Caring About Climate Change
If you drove through Vancouver’s Kerrisdale today, or one of many other neighborhoods across North America, you may have noticed groups of people holding signs about climate change.
The group I stopped to chat with was led by Janette McIntosh of KAIROS Canada and Kevin Washbrook of Voters Taking Action on Climate Change (VTACC). They had a sizable turnout considering the freezing weather, and were received warmly by the many people driving by who honked their support.
Both organizations are grassroots and volunteer-driven. VTACC focuses on getting people involved politically on behalf of our planet with regards to climate change. When the group started in 2007, governments were not listening and although the large environmental groups were doing good work, they were not getting results. Kevin attributes this to a lack of involvement from the general public.
VTACC’s events are positive, fun and family-oriented, and include soap box derbies and parades. Occasionally the political signs appear, such as on the first day of the current international climate change conference. VTACC also organized leadership debates during the election. Their goal is to legislate serious carbon emission reductions to help stop climate change. “Climate change is not a political issue – it’s about creating the type of world we want to live in for the rest of our lives,” Kevin told me. “We’re not going to solve this unless we’re all working together.” VTACC forms alliances with other groups to accomplish goals related to climate change, as well as human rights and social justice. It’s an urgent time for action and although there are reasons to be worried, some things give Kevin great hope, including China and India announcing reduction targets, and the Canadian government’s shift in position. If groups are active now and then Copenhagen fails to reach an agreement, people will ask “why not?”.

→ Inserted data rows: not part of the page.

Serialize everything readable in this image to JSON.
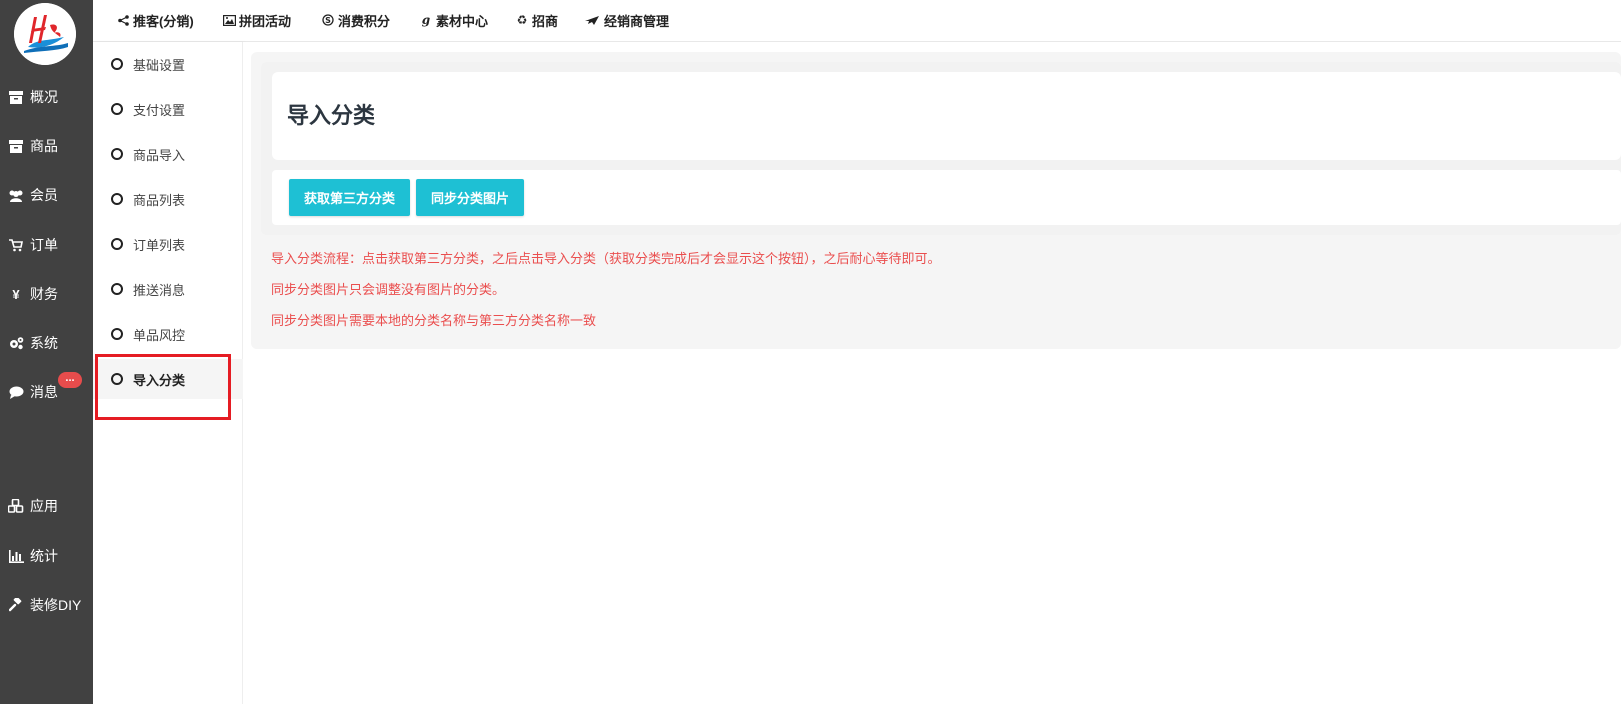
{
  "colors": {
    "sidebar_bg": "#414141",
    "accent_button": "#1ec0d4",
    "note_red": "#ea4e4e",
    "badge_red": "#e74c4c",
    "highlight_border": "#e51c23"
  },
  "sidebar": {
    "items": [
      {
        "label": "概况",
        "icon": "archive-icon"
      },
      {
        "label": "商品",
        "icon": "archive-icon"
      },
      {
        "label": "会员",
        "icon": "users-icon"
      },
      {
        "label": "订单",
        "icon": "cart-icon"
      },
      {
        "label": "财务",
        "icon": "yen-icon"
      },
      {
        "label": "系统",
        "icon": "gears-icon"
      },
      {
        "label": "消息",
        "icon": "chat-icon",
        "badge": "..."
      },
      {
        "label": "应用",
        "icon": "cubes-icon"
      },
      {
        "label": "统计",
        "icon": "bar-chart-icon"
      },
      {
        "label": "装修DIY",
        "icon": "gavel-icon"
      }
    ]
  },
  "topnav": {
    "items": [
      {
        "label": "推客(分销)",
        "icon": "share-icon"
      },
      {
        "label": "拼团活动",
        "icon": "image-icon"
      },
      {
        "label": "消费积分",
        "icon": "skype-icon"
      },
      {
        "label": "素材中心",
        "icon": "gittip-icon"
      },
      {
        "label": "招商",
        "icon": "recycle-icon"
      },
      {
        "label": "经销商管理",
        "icon": "plane-icon"
      }
    ]
  },
  "subnav": {
    "items": [
      {
        "label": "基础设置"
      },
      {
        "label": "支付设置"
      },
      {
        "label": "商品导入"
      },
      {
        "label": "商品列表"
      },
      {
        "label": "订单列表"
      },
      {
        "label": "推送消息"
      },
      {
        "label": "单品风控"
      },
      {
        "label": "导入分类",
        "active": true
      }
    ]
  },
  "main": {
    "title": "导入分类",
    "buttons": {
      "fetch": "获取第三方分类",
      "sync": "同步分类图片"
    },
    "notes": [
      "导入分类流程：点击获取第三方分类，之后点击导入分类（获取分类完成后才会显示这个按钮），之后耐心等待即可。",
      "同步分类图片只会调整没有图片的分类。",
      "同步分类图片需要本地的分类名称与第三方分类名称一致"
    ]
  }
}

VTACC is asking supporters to participate in a rotating fast during the Copenhagen talks – information is available on their Facebook page.
Janette McIntosh of KAIROS explained that her organization is multi-denominational and involved with climate change as well as social issues. Five years ago, Janette, a public health officer by trade, took on the issue of water abundance and went to churches to educate people. Soon after, other environmental activities related to resource extraction followed, especially in places where North American laws don’t apply. Three years ago, KAIROS decided to “focus on a longer-term, three-year climate change campaign, which gives us a chance, [as] volunteers, to become better educated and to become better advocates on the issues,” Janette explained. Being faith-based, KAIROS takes its message to congregations, and writes resources and policy documents based on Christian messages. Currently KAIROS is facing budget cuts from CIDA, which will negatively affect the international work they do.
Janette reports that some people who have witnessed old forms of environmental activism feel hesitant to get involved. Others are too busy, even lacking time to think or reflect. She approaches issues gently and takes time to build relationships and establish trust so people start to listen. In time, some join her group. She agrees that the role of stewardship is an important model. Feeling humble makes it much harder to approach our planet with an attitude of dominance. The bottom line is our relationship with ourselves, with other people, and with our planet. We need to examine who we are in relation to our world, how we live, and that we’re not alone. “In the business of going from place A, to B to C, communication dwindles – you’re not able to have meaningful conversation on issues that matter. If you’re not having those conversations, then the depth that all of us long for is not being met,” Janette suggested. Many people are not aware of how fulfilling life can be when it is lived intentionally, or with purpose.
Sometimes an overdose of climate change information — as with some media outlets during the lead up to Copenhagen — can make people feel hopeless or even desensitized. Those who get scared can bury it, pretend a threat doesn’t exist, and carry on with business as usual. Other people become overwhelmed as they stretch their energy in too many helpful ways.
There are different ways to approach this, but Janette suggests — and I agree — that people with an awareness or who have time to think, have a responsibility to help. “There has to be political analysis and an ability to work with an alliance-building and a partnership approach,” Janette suggested. Many people are helping and their voices have the right to be heard. A number of churches now have environmental committees or stewardship groups. Seattle-based Earth Ministry, for example, has a lot of activity going on to reach everyone. And we need everybody – all hands on deck, please!
The 2009 United Nations Climate Change Conference in Copenhagen started today. May great wisdom guide the decision makers and may they work together to reach an agreement that supports our planet. We wish them well.